» ABOUT THIS TASK: Output every entry exactly as written, skipping any pictures.

Web page and app entries
---

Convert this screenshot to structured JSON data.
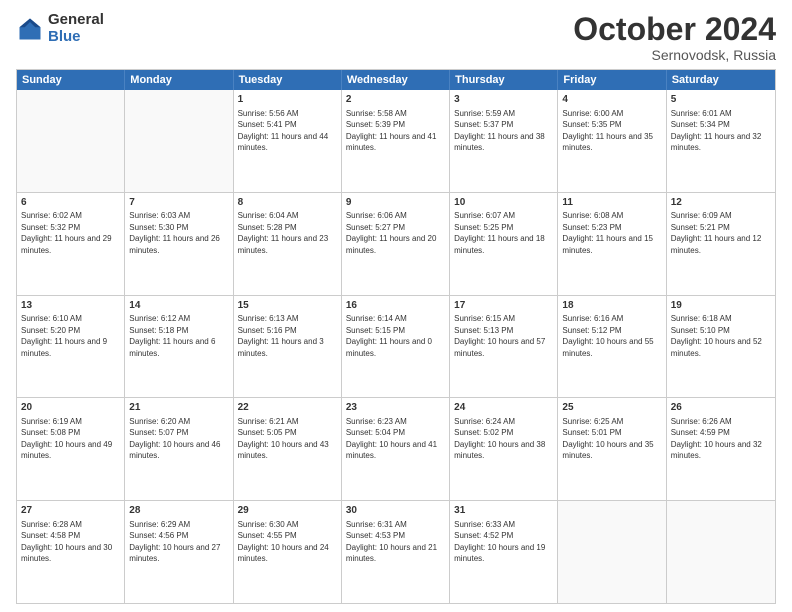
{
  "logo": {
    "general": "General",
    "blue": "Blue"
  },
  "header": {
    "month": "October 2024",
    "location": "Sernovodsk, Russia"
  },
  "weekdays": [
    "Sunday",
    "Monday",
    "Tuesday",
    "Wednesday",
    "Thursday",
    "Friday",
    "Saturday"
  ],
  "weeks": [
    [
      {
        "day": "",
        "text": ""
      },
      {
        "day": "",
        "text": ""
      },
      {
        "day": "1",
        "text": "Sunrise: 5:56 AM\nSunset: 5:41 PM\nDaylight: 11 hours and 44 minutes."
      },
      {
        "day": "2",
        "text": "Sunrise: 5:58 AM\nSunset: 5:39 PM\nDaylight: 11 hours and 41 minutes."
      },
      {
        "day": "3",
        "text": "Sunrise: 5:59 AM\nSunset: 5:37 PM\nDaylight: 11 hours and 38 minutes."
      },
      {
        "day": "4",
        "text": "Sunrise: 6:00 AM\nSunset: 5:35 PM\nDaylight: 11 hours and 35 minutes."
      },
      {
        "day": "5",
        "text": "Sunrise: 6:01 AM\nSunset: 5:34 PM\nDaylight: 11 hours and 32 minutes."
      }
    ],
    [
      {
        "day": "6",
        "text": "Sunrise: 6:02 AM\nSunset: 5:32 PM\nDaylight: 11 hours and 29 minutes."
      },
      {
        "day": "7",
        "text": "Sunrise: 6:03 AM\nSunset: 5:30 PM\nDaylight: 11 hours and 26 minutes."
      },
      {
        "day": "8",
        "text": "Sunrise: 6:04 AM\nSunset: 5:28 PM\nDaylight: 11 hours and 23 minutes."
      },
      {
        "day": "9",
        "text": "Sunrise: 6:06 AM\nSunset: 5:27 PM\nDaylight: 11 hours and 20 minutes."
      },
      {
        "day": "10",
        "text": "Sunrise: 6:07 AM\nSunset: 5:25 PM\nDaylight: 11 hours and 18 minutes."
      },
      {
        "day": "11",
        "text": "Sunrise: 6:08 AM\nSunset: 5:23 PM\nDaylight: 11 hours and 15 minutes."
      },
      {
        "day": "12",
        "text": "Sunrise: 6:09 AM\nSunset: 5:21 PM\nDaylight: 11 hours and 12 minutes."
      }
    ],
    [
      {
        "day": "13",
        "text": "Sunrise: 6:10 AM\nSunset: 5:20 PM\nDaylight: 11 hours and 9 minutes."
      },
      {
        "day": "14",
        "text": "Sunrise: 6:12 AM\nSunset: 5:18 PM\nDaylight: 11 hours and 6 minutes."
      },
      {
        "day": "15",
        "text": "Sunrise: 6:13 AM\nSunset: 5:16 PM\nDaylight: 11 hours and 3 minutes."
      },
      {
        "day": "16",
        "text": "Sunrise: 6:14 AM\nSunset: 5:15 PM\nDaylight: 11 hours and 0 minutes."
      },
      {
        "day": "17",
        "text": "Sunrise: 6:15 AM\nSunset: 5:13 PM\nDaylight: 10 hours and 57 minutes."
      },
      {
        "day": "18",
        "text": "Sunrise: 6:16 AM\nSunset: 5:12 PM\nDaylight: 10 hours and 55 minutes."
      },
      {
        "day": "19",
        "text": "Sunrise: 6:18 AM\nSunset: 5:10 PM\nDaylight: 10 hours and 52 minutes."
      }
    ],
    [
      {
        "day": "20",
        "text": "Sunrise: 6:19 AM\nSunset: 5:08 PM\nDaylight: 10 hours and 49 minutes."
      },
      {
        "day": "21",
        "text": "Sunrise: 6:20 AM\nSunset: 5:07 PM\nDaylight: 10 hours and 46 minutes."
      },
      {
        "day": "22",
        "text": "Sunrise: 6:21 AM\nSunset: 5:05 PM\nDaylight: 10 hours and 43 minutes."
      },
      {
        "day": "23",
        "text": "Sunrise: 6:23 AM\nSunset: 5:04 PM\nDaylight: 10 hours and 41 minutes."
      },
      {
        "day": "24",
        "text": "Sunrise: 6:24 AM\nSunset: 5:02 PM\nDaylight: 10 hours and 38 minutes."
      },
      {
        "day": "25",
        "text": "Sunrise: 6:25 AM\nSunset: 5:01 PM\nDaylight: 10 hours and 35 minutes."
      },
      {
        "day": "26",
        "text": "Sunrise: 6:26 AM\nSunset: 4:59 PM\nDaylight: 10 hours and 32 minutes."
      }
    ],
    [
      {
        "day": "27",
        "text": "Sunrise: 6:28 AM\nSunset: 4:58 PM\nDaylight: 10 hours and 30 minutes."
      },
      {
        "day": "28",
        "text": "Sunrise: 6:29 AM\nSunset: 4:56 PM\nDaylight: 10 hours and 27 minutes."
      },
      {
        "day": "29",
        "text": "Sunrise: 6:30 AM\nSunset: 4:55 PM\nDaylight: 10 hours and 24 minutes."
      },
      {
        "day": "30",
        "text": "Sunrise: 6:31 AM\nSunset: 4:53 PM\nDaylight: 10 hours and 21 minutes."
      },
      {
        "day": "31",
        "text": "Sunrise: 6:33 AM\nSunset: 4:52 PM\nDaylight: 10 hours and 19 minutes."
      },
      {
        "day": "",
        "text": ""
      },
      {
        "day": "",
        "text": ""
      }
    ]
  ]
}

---

» ANSWER SECTION:
Convert this screenshot to structured JSON data.
{
  "logo": {
    "general": "General",
    "blue": "Blue"
  },
  "header": {
    "month": "October 2024",
    "location": "Sernovodsk, Russia"
  },
  "weekdays": [
    "Sunday",
    "Monday",
    "Tuesday",
    "Wednesday",
    "Thursday",
    "Friday",
    "Saturday"
  ],
  "weeks": [
    [
      {
        "day": "",
        "text": ""
      },
      {
        "day": "",
        "text": ""
      },
      {
        "day": "1",
        "text": "Sunrise: 5:56 AM\nSunset: 5:41 PM\nDaylight: 11 hours and 44 minutes."
      },
      {
        "day": "2",
        "text": "Sunrise: 5:58 AM\nSunset: 5:39 PM\nDaylight: 11 hours and 41 minutes."
      },
      {
        "day": "3",
        "text": "Sunrise: 5:59 AM\nSunset: 5:37 PM\nDaylight: 11 hours and 38 minutes."
      },
      {
        "day": "4",
        "text": "Sunrise: 6:00 AM\nSunset: 5:35 PM\nDaylight: 11 hours and 35 minutes."
      },
      {
        "day": "5",
        "text": "Sunrise: 6:01 AM\nSunset: 5:34 PM\nDaylight: 11 hours and 32 minutes."
      }
    ],
    [
      {
        "day": "6",
        "text": "Sunrise: 6:02 AM\nSunset: 5:32 PM\nDaylight: 11 hours and 29 minutes."
      },
      {
        "day": "7",
        "text": "Sunrise: 6:03 AM\nSunset: 5:30 PM\nDaylight: 11 hours and 26 minutes."
      },
      {
        "day": "8",
        "text": "Sunrise: 6:04 AM\nSunset: 5:28 PM\nDaylight: 11 hours and 23 minutes."
      },
      {
        "day": "9",
        "text": "Sunrise: 6:06 AM\nSunset: 5:27 PM\nDaylight: 11 hours and 20 minutes."
      },
      {
        "day": "10",
        "text": "Sunrise: 6:07 AM\nSunset: 5:25 PM\nDaylight: 11 hours and 18 minutes."
      },
      {
        "day": "11",
        "text": "Sunrise: 6:08 AM\nSunset: 5:23 PM\nDaylight: 11 hours and 15 minutes."
      },
      {
        "day": "12",
        "text": "Sunrise: 6:09 AM\nSunset: 5:21 PM\nDaylight: 11 hours and 12 minutes."
      }
    ],
    [
      {
        "day": "13",
        "text": "Sunrise: 6:10 AM\nSunset: 5:20 PM\nDaylight: 11 hours and 9 minutes."
      },
      {
        "day": "14",
        "text": "Sunrise: 6:12 AM\nSunset: 5:18 PM\nDaylight: 11 hours and 6 minutes."
      },
      {
        "day": "15",
        "text": "Sunrise: 6:13 AM\nSunset: 5:16 PM\nDaylight: 11 hours and 3 minutes."
      },
      {
        "day": "16",
        "text": "Sunrise: 6:14 AM\nSunset: 5:15 PM\nDaylight: 11 hours and 0 minutes."
      },
      {
        "day": "17",
        "text": "Sunrise: 6:15 AM\nSunset: 5:13 PM\nDaylight: 10 hours and 57 minutes."
      },
      {
        "day": "18",
        "text": "Sunrise: 6:16 AM\nSunset: 5:12 PM\nDaylight: 10 hours and 55 minutes."
      },
      {
        "day": "19",
        "text": "Sunrise: 6:18 AM\nSunset: 5:10 PM\nDaylight: 10 hours and 52 minutes."
      }
    ],
    [
      {
        "day": "20",
        "text": "Sunrise: 6:19 AM\nSunset: 5:08 PM\nDaylight: 10 hours and 49 minutes."
      },
      {
        "day": "21",
        "text": "Sunrise: 6:20 AM\nSunset: 5:07 PM\nDaylight: 10 hours and 46 minutes."
      },
      {
        "day": "22",
        "text": "Sunrise: 6:21 AM\nSunset: 5:05 PM\nDaylight: 10 hours and 43 minutes."
      },
      {
        "day": "23",
        "text": "Sunrise: 6:23 AM\nSunset: 5:04 PM\nDaylight: 10 hours and 41 minutes."
      },
      {
        "day": "24",
        "text": "Sunrise: 6:24 AM\nSunset: 5:02 PM\nDaylight: 10 hours and 38 minutes."
      },
      {
        "day": "25",
        "text": "Sunrise: 6:25 AM\nSunset: 5:01 PM\nDaylight: 10 hours and 35 minutes."
      },
      {
        "day": "26",
        "text": "Sunrise: 6:26 AM\nSunset: 4:59 PM\nDaylight: 10 hours and 32 minutes."
      }
    ],
    [
      {
        "day": "27",
        "text": "Sunrise: 6:28 AM\nSunset: 4:58 PM\nDaylight: 10 hours and 30 minutes."
      },
      {
        "day": "28",
        "text": "Sunrise: 6:29 AM\nSunset: 4:56 PM\nDaylight: 10 hours and 27 minutes."
      },
      {
        "day": "29",
        "text": "Sunrise: 6:30 AM\nSunset: 4:55 PM\nDaylight: 10 hours and 24 minutes."
      },
      {
        "day": "30",
        "text": "Sunrise: 6:31 AM\nSunset: 4:53 PM\nDaylight: 10 hours and 21 minutes."
      },
      {
        "day": "31",
        "text": "Sunrise: 6:33 AM\nSunset: 4:52 PM\nDaylight: 10 hours and 19 minutes."
      },
      {
        "day": "",
        "text": ""
      },
      {
        "day": "",
        "text": ""
      }
    ]
  ]
}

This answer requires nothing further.